“What is with that cheesy organ music? And that casket! What color is that? Smog orange? Did they buy it on sale? Imagine having to spend eternity in THAT.” – Art snob to a friend as they arrive at a funeral service in “Velvet Buzzsaw.”
With a combination of bone-dry wit and blood-drenched horror, writer-director Dan Gilroy’s “Velvet Buzzsaw” skewers some of the most pretentious denizens of the art world you’d ever want NOT to meet — and does so with precision and flair and pitch-black humor.
This movie is like a head-on collision between MOMA and one of those “Final Destination” movies, with a twist straight out of an old Rod Serling “Night Gallery” episode, and who knew I even wanted to see something like that until Gilroy let loose with this nasty and deliciously twisted chiller?

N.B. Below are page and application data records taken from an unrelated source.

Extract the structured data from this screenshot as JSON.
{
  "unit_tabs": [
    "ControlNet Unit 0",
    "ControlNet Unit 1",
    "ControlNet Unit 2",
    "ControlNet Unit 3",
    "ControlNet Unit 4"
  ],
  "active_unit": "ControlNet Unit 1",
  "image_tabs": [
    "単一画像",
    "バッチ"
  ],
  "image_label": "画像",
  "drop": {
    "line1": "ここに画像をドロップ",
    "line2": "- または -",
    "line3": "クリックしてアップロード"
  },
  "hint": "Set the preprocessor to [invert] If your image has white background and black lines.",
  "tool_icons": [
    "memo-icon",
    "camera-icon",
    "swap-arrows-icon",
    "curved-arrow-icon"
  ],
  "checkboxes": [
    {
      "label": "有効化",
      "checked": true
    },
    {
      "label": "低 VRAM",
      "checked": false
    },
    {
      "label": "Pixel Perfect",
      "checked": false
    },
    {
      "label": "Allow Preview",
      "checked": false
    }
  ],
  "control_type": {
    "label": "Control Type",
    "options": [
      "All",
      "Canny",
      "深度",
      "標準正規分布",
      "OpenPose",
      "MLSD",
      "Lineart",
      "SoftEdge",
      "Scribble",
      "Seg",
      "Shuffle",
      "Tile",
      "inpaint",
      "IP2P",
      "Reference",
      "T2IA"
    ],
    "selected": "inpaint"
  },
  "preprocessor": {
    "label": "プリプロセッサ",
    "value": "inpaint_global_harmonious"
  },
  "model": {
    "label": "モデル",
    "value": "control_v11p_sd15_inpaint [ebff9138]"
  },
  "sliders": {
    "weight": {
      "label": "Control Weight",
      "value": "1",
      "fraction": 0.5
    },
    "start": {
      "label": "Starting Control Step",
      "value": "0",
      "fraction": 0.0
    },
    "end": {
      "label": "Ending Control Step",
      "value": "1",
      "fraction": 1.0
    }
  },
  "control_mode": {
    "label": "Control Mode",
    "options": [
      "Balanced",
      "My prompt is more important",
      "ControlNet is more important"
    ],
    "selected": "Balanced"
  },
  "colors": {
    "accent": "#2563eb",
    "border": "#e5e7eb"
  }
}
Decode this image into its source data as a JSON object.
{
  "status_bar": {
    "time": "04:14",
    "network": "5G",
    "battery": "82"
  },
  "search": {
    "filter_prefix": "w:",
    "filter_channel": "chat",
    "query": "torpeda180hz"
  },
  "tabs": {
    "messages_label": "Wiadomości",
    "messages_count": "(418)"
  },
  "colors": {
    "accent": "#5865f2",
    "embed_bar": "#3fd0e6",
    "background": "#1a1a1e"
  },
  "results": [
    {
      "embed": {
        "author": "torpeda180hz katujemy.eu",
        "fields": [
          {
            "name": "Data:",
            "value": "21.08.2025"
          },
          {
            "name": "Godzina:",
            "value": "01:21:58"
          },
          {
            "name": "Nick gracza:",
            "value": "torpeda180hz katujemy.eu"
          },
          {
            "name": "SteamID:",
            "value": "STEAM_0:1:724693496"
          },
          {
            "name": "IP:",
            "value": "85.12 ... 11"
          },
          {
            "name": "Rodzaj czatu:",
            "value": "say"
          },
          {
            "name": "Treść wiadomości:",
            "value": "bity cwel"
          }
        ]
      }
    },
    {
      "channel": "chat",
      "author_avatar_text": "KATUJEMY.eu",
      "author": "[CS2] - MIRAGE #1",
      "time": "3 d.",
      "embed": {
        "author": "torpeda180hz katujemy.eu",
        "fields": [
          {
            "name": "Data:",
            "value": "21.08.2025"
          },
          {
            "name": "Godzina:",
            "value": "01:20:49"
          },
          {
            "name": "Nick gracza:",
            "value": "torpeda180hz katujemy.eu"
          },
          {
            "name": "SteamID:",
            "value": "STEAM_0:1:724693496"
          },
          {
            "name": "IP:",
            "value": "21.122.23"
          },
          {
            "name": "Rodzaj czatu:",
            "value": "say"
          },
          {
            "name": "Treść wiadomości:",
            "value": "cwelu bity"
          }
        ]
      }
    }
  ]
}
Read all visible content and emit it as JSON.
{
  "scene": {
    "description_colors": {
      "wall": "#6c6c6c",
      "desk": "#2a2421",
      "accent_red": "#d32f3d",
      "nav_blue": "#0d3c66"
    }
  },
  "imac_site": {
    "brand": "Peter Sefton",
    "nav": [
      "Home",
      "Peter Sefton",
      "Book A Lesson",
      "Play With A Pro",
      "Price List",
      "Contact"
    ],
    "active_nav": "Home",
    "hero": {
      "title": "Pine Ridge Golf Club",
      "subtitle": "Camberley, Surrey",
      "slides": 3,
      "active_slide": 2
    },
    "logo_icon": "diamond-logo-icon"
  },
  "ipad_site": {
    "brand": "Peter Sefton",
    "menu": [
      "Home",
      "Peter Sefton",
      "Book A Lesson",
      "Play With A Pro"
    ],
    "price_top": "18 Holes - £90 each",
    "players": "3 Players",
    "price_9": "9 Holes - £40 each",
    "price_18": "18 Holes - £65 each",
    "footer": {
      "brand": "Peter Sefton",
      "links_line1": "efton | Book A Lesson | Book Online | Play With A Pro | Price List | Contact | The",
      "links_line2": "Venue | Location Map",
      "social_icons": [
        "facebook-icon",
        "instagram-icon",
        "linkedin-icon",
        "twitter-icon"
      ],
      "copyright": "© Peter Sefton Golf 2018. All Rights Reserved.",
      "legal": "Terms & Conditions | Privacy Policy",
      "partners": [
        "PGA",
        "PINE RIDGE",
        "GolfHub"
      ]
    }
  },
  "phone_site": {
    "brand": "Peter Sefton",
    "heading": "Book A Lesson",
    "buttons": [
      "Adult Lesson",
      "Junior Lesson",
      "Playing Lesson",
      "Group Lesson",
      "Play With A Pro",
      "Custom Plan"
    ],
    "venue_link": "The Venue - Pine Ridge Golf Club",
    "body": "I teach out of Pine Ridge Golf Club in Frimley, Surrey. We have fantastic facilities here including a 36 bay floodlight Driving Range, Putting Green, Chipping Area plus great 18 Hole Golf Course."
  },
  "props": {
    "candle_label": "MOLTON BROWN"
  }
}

Jake Gyllenhaal (Golden Globe-nominated for his role as an unethical stringer in Gilroy’s “Nightcrawler” in 2014) is fantastically entertaining as one Morf Vandewalt, who seems to be the most influential art critic in the United States if not the world, and relishes in wielding his power and sticking his nose into the affairs of the gallery owners, employees and artists that circle around him as if he’s the Queen Bee.
With his oversized glasses and his carefully coordinated ensembles and his habit of propping his hand just beneath his chin as he regards a new work and then starts speaking as if dictating his review to himself, Morf is a puffed-up narcissist — but there’s also something endearing about this fellow, especially when he’s running like a puppy after the beautiful and clever art gallery assistant Josephina (Zawe Ashton) and bearing his heart and soul to her. (Why, he’s even thinking of leaving his boyfriend for Josephina. As they say on Facebook, it’s complicated.)
For the first 40 minutes or so, “Velvet Buzzsaw” is a pure satire of the art world, as we meet the likes of the immensely successful and powerful art gallery owner Rhodora Haze (the wonderful Rene Russo, Gilroy’s spouse, who also starred in “Nightcrawler”); the former curator Gretchen (Toni Collette), who is now advising wealthy clients on which multi-million-dollar piece to add to their collection; the up-and-coming street artist known as Damrish (Daveed Diggs), and the legendary and mercurial installation artist Piers (John Malkovich).
Nearly every John Malkovich performance features at least one great reading of a throwaway line. In “Velvet Buzzsaw,” he delivers that line — TO A DOG. And it’s great.
A visitor to Piers’ studio kneels down to observe a grouping of four Hefty-type garbage bags — three black, one white.
“This is remarkable,” says the visitor.
“That’s not art,” responds Piers.
The zinging continues throughout the film — but things take a decidedly creepy and ultimately deadly turn after an elderly man in Josephina’s building dies, and Josephina enters his apartment and discovers a treasure trove of paintings so original, so disturbing, so mesmerizing, that just about anyone who regards them is instantly transfixed and consumed.
Turns out the artist was one Vetril Dease, and let’s just say ol’ Vetril experienced some serious tragedy and trauma in his day, and apparently turned to his art in an effort to exorcise his demons.
Terrible things happen, but most of our self-absorbed characters continue to pursue their own agendas with little regard for anyone else, never missing an opportunity to take a jab at a rival. (When someone announces a change of career within the art world to a supposed friend, the friend replies, “Well how hilarious for you.” At the aforementioned funeral service for someone who has died unexpectedly, a “mourner” says, “He was his usual shallow self the last time we spoke.”)
Gyllenhaal’s Morf morphs, if you will, from a seemingly cliched devil-may-care caricature into a troubled and perhaps even tormented soul questioning everything from his work to his romantic choices to even larger and more disturbing concerns. He delivers Morf’s one-liners with meticulously calibrated precision — but he’s equally effective when Morf is in the depths of despair.
The great veterans such as Malkovich and Russo and Collette are as good as we’d expect them to be, while Daveed Diggs creates a memorable character with relatively little screen time and Zawe Ashton is blazingly strong as Josephina, who reveals different levels to her character as the plot — and the blood — thicken.
“Velvet Buzzsaw” has the kind of bite that leaves a mark.
Netflix presents a film written and directed by Dan Gilroy. Rated R (for violence, language, some sexuality/nudity and brief drug use. Running time: 109 minutes. Now showing on Netflix.